[Opening EXTRACTED DATA section]

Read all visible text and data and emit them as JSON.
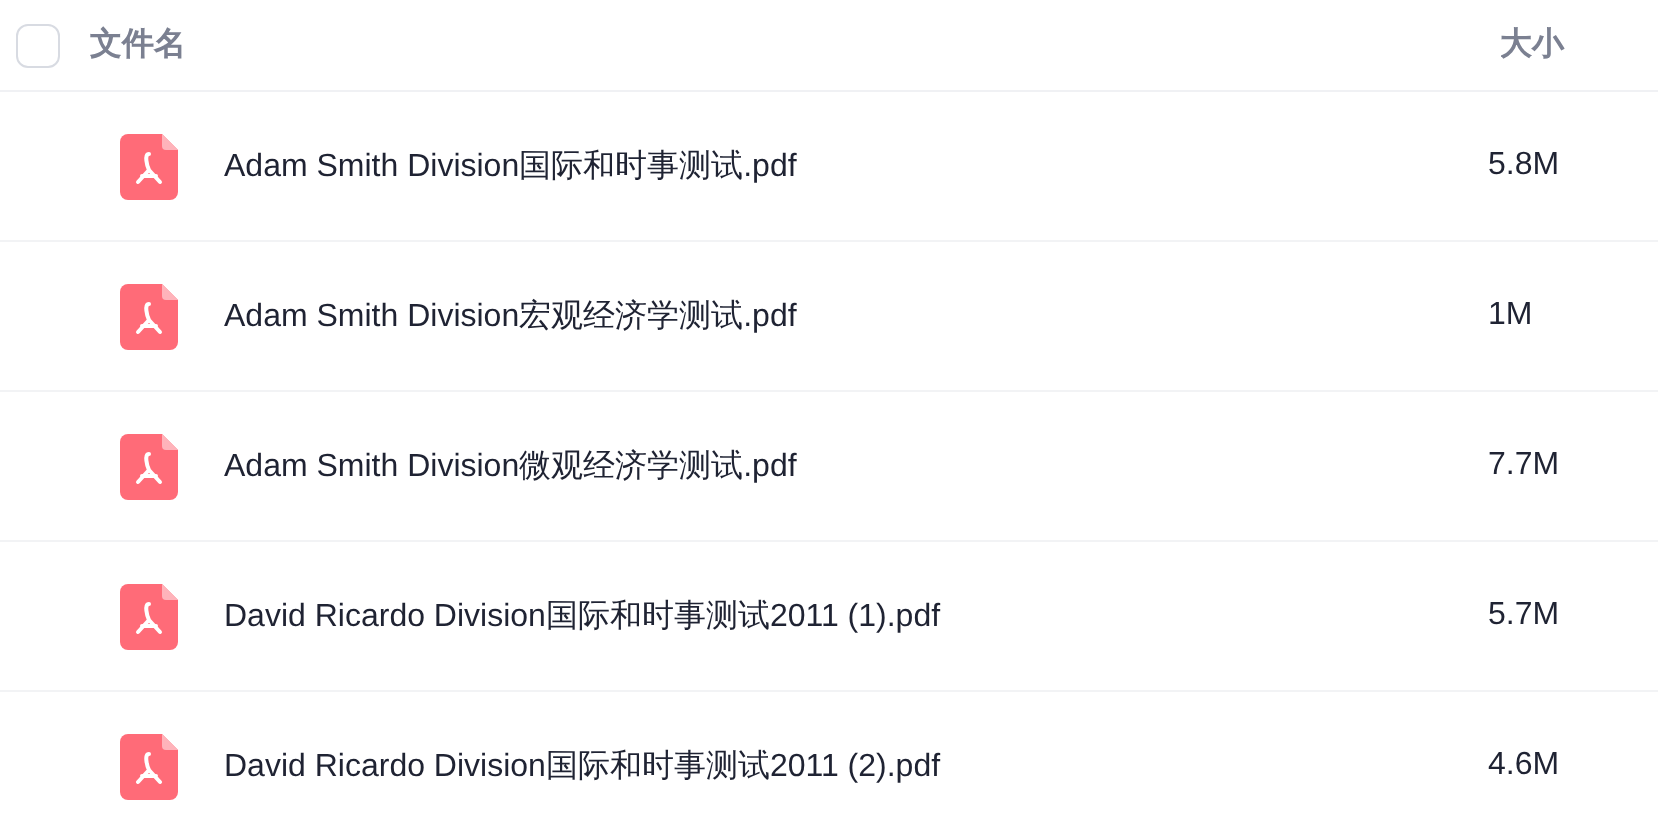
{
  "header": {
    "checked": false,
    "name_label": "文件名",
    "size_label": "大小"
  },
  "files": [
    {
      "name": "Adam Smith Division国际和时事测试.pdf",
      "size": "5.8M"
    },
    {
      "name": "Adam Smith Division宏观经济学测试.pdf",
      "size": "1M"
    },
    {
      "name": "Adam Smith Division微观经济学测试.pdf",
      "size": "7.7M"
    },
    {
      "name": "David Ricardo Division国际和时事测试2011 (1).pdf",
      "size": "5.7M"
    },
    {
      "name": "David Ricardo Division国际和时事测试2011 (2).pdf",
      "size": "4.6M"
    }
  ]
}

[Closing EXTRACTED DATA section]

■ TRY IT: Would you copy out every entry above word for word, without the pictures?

■ RESPONSE TO THIS TASK:
Read all visible text and data and emit them as JSON.
{
  "header": {
    "checked": false,
    "name_label": "文件名",
    "size_label": "大小"
  },
  "files": [
    {
      "name": "Adam Smith Division国际和时事测试.pdf",
      "size": "5.8M"
    },
    {
      "name": "Adam Smith Division宏观经济学测试.pdf",
      "size": "1M"
    },
    {
      "name": "Adam Smith Division微观经济学测试.pdf",
      "size": "7.7M"
    },
    {
      "name": "David Ricardo Division国际和时事测试2011 (1).pdf",
      "size": "5.7M"
    },
    {
      "name": "David Ricardo Division国际和时事测试2011 (2).pdf",
      "size": "4.6M"
    }
  ]
}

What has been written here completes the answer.